Using the data below, count the lines that carry the string "Tech" and write only the count.

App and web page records
####

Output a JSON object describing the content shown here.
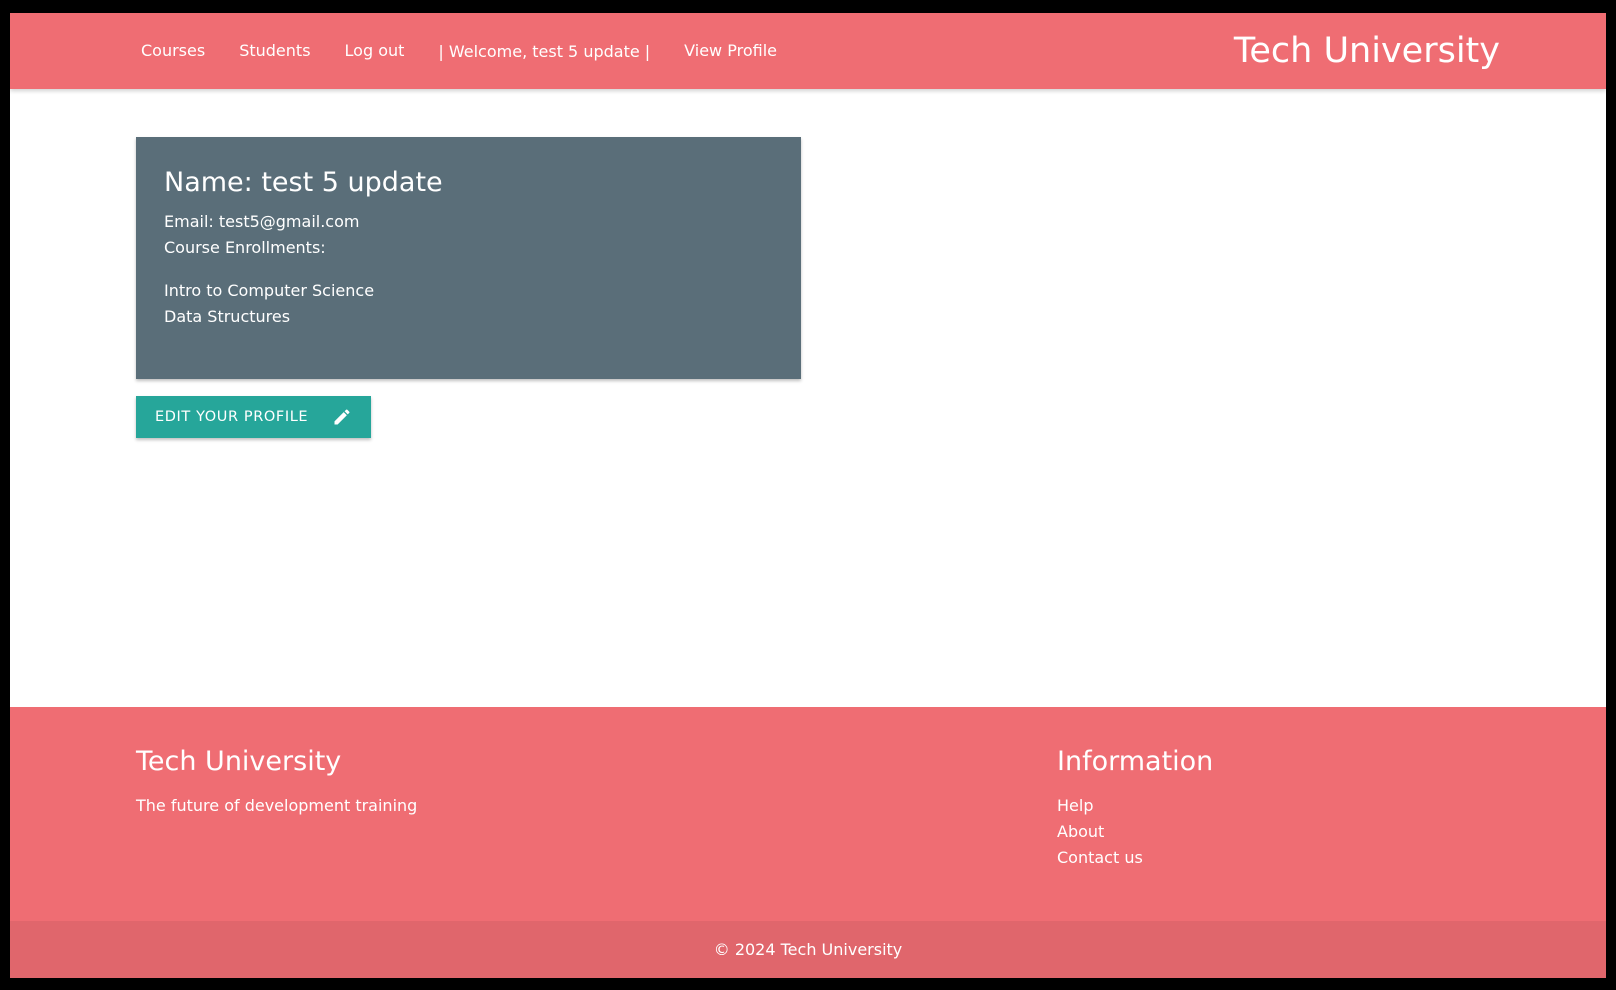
{
  "nav": {
    "links": [
      "Courses",
      "Students",
      "Log out"
    ],
    "welcome": "| Welcome, test 5 update |",
    "view_profile": "View Profile",
    "brand": "Tech University"
  },
  "profile": {
    "name": "Name: test 5 update",
    "email": "Email: test5@gmail.com",
    "enrollments_label": "Course Enrollments:",
    "courses": [
      "Intro to Computer Science",
      "Data Structures"
    ]
  },
  "edit_button": {
    "label": "EDIT YOUR PROFILE",
    "icon": "pencil-icon"
  },
  "footer": {
    "brand": "Tech University",
    "tagline": "The future of development training",
    "info_title": "Information",
    "links": [
      "Help",
      "About",
      "Contact us"
    ],
    "copyright": "© 2024 Tech University"
  },
  "colors": {
    "primary": "#ef6d73",
    "card": "#5a6e79",
    "button": "#26a69a",
    "copyright_bar": "#e0666c"
  }
}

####

ANSWER TO THIS TASK -
3